╭─ Data records
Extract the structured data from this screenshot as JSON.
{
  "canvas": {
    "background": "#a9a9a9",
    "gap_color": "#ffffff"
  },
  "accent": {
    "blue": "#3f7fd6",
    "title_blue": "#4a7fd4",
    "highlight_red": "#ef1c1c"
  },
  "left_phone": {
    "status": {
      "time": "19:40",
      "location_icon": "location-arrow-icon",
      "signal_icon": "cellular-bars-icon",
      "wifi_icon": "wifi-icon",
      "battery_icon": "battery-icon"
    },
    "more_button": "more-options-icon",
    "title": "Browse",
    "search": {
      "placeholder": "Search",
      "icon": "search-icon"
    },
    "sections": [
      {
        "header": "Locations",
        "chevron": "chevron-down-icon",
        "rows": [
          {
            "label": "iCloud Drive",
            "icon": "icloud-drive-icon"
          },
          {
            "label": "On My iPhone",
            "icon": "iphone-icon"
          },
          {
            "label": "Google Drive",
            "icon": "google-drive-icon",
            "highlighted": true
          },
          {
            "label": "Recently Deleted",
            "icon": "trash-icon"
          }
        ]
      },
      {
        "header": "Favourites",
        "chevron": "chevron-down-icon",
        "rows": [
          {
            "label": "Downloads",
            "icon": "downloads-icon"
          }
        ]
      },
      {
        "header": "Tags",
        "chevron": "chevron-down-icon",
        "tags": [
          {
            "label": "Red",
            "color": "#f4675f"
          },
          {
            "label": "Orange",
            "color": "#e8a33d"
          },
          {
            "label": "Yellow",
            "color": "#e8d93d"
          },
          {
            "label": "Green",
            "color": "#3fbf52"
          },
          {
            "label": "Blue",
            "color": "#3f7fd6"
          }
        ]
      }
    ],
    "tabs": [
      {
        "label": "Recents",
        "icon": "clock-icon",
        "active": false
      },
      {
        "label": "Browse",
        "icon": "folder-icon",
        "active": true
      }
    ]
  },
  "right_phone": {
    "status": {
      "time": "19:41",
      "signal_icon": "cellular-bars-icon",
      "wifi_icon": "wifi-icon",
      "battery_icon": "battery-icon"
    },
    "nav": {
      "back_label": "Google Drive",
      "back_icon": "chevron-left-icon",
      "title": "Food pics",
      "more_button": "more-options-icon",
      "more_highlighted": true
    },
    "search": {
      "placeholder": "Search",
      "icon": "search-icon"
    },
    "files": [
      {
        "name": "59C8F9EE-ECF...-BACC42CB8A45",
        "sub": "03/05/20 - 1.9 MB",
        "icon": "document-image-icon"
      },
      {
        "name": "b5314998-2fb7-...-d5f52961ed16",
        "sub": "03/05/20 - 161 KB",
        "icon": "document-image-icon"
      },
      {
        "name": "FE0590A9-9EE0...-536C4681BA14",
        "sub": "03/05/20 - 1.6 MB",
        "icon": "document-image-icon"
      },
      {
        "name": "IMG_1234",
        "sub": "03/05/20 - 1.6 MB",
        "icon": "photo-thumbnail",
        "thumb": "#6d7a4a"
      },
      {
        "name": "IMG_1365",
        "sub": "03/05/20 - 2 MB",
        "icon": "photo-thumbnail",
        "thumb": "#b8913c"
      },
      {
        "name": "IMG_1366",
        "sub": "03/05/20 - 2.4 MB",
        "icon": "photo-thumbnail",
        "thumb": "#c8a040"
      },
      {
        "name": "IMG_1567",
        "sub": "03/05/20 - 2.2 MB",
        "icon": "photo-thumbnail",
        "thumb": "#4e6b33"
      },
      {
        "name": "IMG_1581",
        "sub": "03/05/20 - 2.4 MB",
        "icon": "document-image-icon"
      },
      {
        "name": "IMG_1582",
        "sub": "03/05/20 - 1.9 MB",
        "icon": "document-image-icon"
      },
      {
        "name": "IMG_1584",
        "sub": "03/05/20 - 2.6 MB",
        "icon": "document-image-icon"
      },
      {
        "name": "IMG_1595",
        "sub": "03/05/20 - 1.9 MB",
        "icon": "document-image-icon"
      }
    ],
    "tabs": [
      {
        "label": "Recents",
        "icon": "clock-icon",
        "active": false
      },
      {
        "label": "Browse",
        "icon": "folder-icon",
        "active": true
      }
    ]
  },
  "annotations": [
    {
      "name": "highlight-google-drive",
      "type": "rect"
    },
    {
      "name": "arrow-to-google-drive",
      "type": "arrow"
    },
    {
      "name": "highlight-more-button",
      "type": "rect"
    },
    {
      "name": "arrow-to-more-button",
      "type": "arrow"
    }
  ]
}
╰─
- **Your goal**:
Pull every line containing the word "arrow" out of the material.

- **Answer box**:
      "location_icon": "location-arrow-icon",
      "name": "arrow-to-google-drive",
      "type": "arrow"
      "name": "arrow-to-more-button",
      "type": "arrow"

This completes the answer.